Economic Fears and Managing Risks

In the Fall of 2021, the economy continues to slow, and it is having an effect on markets.

I wrote this article originally just before COVID hit… some of the observations were in 2019, as you will see.

In 2019, the economy was already slowing…

It is interesting how the comments in the original article are appropriate for today’s economic environment.

In 2019, incoming ECB President Christine Lagarde stated the US trade war with China had “dented global economic growth.”

“You can’t adjust to the unknown. So, what do you do? You build buffers. You build savings. You wonder what comes next. That’s not propitious to economic development,” said Lagarde.

“It means less investment, less jobs, more unemployment, reduced growth. So of course, it has an impact,” she said. Lagarde led the International Monetary Fund for 8 years prior to moving on to the ECB. (1)

Recent surveys by the NFIB strike a similar note by US businesses that in 2021 are constrained by supply chain delays, increasing prices, and labor difficulties. (2)

Continue reading “Economic Fears and Managing Risks”
Climate change, environment, ESG, health, new economy, Socially Responsible Investing, SRI, Taxes

Pending Meat Tax Could Change Economic Behavior

In the past year plant-based meat products have made real inroads into many popular restaurant chains. Many plant-based brands have developed models that make them cost competitive and flavor competitive with animal-based meat products.
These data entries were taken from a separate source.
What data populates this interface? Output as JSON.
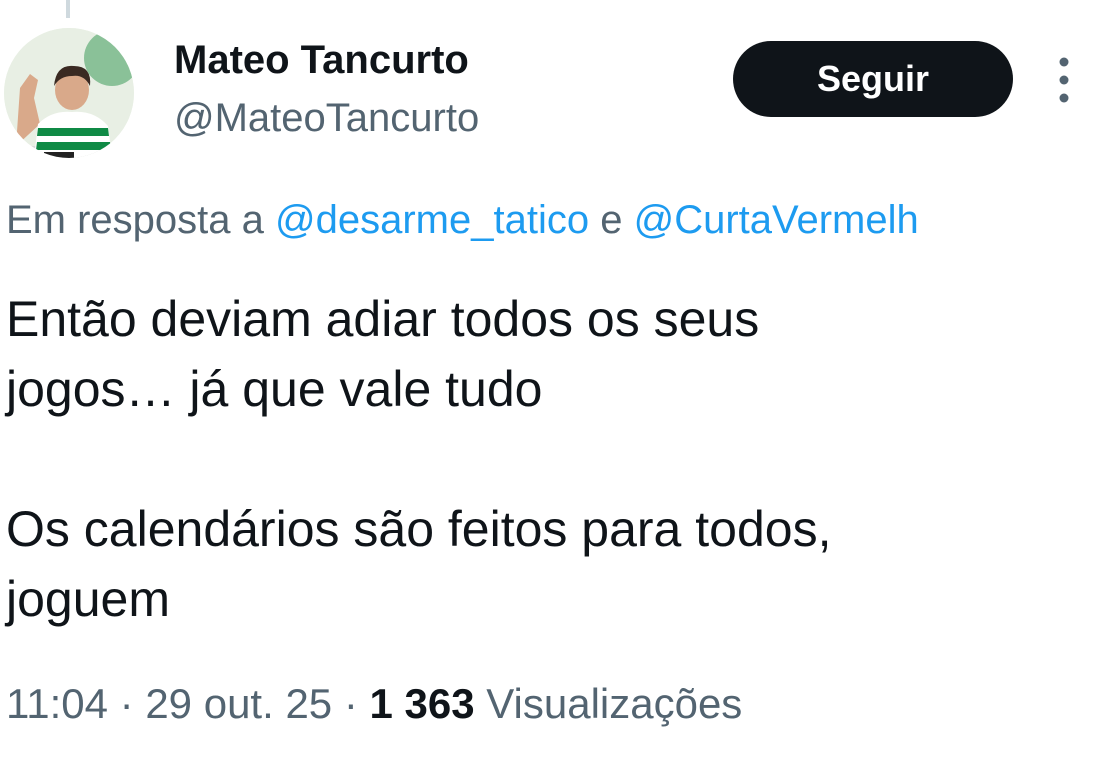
{
  "author": {
    "display_name": "Mateo Tancurto",
    "handle": "@MateoTancurto",
    "avatar_icon": "profile-photo-avatar"
  },
  "actions": {
    "follow_label": "Seguir",
    "more_icon": "more-vertical-icon"
  },
  "reply": {
    "prefix": "Em resposta a ",
    "mention_1": "@desarme_tatico",
    "joiner": " e ",
    "mention_2": "@CurtaVermelh"
  },
  "tweet": {
    "paragraph_1_line_1": "Então deviam adiar todos os seus",
    "paragraph_1_line_2": "jogos… já que vale tudo",
    "paragraph_2_line_1": "Os calendários são feitos para todos,",
    "paragraph_2_line_2": "joguem"
  },
  "meta": {
    "time": "11:04",
    "separator_1": " · ",
    "date": "29 out. 25",
    "separator_2": " · ",
    "views_count": "1 363",
    "views_label": " Visualizações"
  },
  "colors": {
    "text_primary": "#0f1419",
    "text_secondary": "#536471",
    "link": "#1d9bf0",
    "button_bg": "#0f1419",
    "button_text": "#ffffff"
  }
}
Animal-based meats have been criticized on several levels. The role that CAFOs (concentrated animal farming operations) play in deforestation, methane release, pollution, and accelerating climate change. In addition, several recent studies have shown that meat products have many negative health consequences, including cancer. (1)

In a recent paper Fitch Solutions Macro Research found that meat could be the target of new consumption taxes, similar to sugar taxes to fight obesity that have proliferated over the past few years.

Continue reading “Pending Meat Tax Could Change Economic Behavior”